Gregory Shaffer

shafferProfessor Gregory Shaffer is a Chancellor’s Professor of Law at the University of California, Irvine School of Law, and is one of the world’s leading authorities on international trade law and law and globalization. His publications include six books and over eighty articles and book chapters on international trade law, global governance, and globalization’s impact on domestic regulation. His work is cross-disciplinary, addressing such topics as public-private networks in international trade litigation; comparative institutional approaches to trade-social policy conflicts; and national regulation in global context. He previously was Melvin C. Steen Professor of Law at the University of Minnesota Law School, Wing-Tat Lee Chair at Loyola University Chicago School of Law, and Professor at the University of Wisconsin Law School, where he also directed two university research centers on world affairs and the global economy and the European Union. He received his B.A., magna cum laude, from Dartmouth College and his J.D., with distinction, from Stanford Law School. He practiced law in Paris for seven years for Coudert Frères and Bredin Prat, where he was a member of the Paris bar.
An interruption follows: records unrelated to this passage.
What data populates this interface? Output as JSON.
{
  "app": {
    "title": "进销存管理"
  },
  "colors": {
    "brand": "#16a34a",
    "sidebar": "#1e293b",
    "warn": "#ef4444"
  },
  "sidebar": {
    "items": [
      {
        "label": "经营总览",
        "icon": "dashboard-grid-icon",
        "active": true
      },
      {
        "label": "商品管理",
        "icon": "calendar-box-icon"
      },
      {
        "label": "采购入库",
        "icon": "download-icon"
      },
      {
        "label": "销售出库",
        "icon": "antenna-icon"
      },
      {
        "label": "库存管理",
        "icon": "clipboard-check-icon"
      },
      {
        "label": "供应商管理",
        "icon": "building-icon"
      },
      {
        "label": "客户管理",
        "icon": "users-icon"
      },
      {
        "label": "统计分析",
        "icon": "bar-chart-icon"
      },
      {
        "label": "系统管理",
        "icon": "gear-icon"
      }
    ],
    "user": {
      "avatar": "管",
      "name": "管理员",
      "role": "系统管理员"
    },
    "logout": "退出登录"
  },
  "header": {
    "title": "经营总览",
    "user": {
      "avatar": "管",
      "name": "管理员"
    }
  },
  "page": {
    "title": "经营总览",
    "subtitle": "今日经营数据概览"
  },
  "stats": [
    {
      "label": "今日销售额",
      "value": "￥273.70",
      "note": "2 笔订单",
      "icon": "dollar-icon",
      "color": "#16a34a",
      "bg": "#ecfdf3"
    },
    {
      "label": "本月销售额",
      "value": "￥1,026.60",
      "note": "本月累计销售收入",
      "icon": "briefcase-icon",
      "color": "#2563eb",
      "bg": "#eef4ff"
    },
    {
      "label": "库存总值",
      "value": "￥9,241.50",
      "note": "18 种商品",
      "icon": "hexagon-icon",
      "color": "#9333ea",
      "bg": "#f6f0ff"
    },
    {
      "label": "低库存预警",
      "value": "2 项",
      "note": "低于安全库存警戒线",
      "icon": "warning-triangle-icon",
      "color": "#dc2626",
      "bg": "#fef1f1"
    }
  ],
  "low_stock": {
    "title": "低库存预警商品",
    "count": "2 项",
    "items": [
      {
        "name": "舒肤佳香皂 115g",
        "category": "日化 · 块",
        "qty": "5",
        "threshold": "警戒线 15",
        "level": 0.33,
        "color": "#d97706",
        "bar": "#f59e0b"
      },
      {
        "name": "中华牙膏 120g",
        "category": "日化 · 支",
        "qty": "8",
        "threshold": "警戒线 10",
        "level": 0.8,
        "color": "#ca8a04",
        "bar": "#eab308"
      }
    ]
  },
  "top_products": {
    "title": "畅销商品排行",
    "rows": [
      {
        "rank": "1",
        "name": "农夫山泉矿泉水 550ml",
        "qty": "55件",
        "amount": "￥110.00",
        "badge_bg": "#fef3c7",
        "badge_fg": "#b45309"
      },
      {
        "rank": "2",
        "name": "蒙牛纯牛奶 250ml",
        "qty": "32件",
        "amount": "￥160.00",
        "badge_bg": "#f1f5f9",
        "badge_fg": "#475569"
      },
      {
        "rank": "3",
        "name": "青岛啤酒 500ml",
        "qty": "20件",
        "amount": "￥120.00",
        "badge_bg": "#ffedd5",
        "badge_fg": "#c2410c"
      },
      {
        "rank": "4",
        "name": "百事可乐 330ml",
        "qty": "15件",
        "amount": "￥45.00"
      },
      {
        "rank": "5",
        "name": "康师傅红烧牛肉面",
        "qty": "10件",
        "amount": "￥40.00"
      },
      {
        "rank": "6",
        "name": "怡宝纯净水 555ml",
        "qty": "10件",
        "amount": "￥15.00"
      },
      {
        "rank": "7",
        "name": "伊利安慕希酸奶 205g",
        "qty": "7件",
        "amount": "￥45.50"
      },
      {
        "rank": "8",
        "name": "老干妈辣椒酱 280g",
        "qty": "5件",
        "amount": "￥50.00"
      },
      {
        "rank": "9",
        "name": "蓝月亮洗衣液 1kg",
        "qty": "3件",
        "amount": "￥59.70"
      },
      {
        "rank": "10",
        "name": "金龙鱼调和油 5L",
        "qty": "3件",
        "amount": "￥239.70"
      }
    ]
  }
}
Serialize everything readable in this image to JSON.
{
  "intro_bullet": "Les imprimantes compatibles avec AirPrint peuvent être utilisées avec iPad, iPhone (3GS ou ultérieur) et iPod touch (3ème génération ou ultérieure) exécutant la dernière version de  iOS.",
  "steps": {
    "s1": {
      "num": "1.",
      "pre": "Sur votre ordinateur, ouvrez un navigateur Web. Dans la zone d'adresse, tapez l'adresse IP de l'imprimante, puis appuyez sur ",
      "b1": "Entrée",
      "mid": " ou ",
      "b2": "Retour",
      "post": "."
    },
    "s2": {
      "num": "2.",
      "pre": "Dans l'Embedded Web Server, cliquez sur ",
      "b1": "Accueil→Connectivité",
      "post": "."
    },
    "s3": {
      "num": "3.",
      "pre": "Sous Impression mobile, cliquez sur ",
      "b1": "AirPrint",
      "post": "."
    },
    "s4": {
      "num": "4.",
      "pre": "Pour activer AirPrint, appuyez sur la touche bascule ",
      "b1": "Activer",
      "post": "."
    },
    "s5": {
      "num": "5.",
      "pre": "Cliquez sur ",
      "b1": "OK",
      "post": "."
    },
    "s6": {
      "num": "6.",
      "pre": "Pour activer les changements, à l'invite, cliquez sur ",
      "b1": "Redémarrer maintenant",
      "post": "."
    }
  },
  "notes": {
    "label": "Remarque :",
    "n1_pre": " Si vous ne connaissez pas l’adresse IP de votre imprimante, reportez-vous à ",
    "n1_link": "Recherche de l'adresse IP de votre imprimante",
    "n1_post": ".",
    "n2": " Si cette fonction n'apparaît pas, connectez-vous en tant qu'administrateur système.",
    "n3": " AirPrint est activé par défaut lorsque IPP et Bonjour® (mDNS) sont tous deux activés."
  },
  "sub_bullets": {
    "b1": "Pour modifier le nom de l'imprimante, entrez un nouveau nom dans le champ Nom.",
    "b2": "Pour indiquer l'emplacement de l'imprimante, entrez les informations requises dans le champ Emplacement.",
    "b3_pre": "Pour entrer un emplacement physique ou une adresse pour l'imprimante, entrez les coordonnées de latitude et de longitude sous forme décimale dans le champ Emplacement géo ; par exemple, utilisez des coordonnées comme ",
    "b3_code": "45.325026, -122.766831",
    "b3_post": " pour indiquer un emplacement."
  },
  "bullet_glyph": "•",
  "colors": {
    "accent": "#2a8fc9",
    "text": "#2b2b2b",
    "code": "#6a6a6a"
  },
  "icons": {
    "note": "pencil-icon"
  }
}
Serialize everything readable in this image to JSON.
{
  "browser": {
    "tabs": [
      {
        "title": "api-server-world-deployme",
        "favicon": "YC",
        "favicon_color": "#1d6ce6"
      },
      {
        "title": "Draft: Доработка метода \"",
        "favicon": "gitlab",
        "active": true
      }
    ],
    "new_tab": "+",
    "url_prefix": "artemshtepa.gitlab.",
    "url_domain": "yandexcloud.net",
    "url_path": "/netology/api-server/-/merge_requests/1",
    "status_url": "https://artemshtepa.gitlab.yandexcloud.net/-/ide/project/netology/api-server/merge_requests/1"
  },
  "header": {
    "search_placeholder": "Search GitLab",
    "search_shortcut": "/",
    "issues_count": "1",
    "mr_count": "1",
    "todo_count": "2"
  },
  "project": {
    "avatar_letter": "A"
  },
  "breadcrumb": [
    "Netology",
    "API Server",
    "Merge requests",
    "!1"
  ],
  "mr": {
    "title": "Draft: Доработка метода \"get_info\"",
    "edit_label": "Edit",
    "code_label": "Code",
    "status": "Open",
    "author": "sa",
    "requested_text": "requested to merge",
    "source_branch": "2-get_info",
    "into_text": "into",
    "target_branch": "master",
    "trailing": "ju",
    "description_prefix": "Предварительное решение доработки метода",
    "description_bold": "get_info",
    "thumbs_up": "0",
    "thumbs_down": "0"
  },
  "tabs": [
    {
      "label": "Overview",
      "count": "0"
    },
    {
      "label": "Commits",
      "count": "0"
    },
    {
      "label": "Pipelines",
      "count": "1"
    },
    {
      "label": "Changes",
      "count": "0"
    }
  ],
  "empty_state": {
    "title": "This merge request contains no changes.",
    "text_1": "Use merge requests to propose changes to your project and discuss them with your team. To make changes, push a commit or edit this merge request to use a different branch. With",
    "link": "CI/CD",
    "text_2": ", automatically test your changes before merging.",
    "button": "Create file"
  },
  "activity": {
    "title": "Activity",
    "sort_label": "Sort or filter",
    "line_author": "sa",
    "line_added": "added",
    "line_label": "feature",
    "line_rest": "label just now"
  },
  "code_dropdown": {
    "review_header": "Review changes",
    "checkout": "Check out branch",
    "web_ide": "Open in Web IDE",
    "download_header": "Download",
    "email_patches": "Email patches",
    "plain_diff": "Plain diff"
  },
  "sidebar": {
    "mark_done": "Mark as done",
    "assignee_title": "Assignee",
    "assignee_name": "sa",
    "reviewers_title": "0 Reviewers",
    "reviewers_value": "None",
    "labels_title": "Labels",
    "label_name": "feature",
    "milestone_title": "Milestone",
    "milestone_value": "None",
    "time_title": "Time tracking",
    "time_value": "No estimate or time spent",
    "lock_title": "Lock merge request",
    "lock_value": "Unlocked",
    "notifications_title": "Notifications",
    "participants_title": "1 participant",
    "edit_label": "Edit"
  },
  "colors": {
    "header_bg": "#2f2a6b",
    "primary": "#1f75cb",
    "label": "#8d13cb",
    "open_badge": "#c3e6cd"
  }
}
Professor Shaffer is Vice President of the American Society of International Law (2014-2016), where he has also served as representative to the American Council of Learned Societies (2014-2016), Honorary Counsel, member of the Executive Council, member of the Executive Committee (2013-2014), and co-Chair of the ASIL’s International Economic Law Group (2010-2011).

Professor Shaffer is on the Board of Editors of the American Journal of International Law, and on the Founding Advisory Board of the journal of Transnational Environmental Law. He is also founding Board member of the Society of International Economic Law, Chair of the AALS Section on Economic Globalization and Governance (2014), and founding coordinator of the Law and Society Association Collaborative Research Network on Transnational and Global Legal Ordering.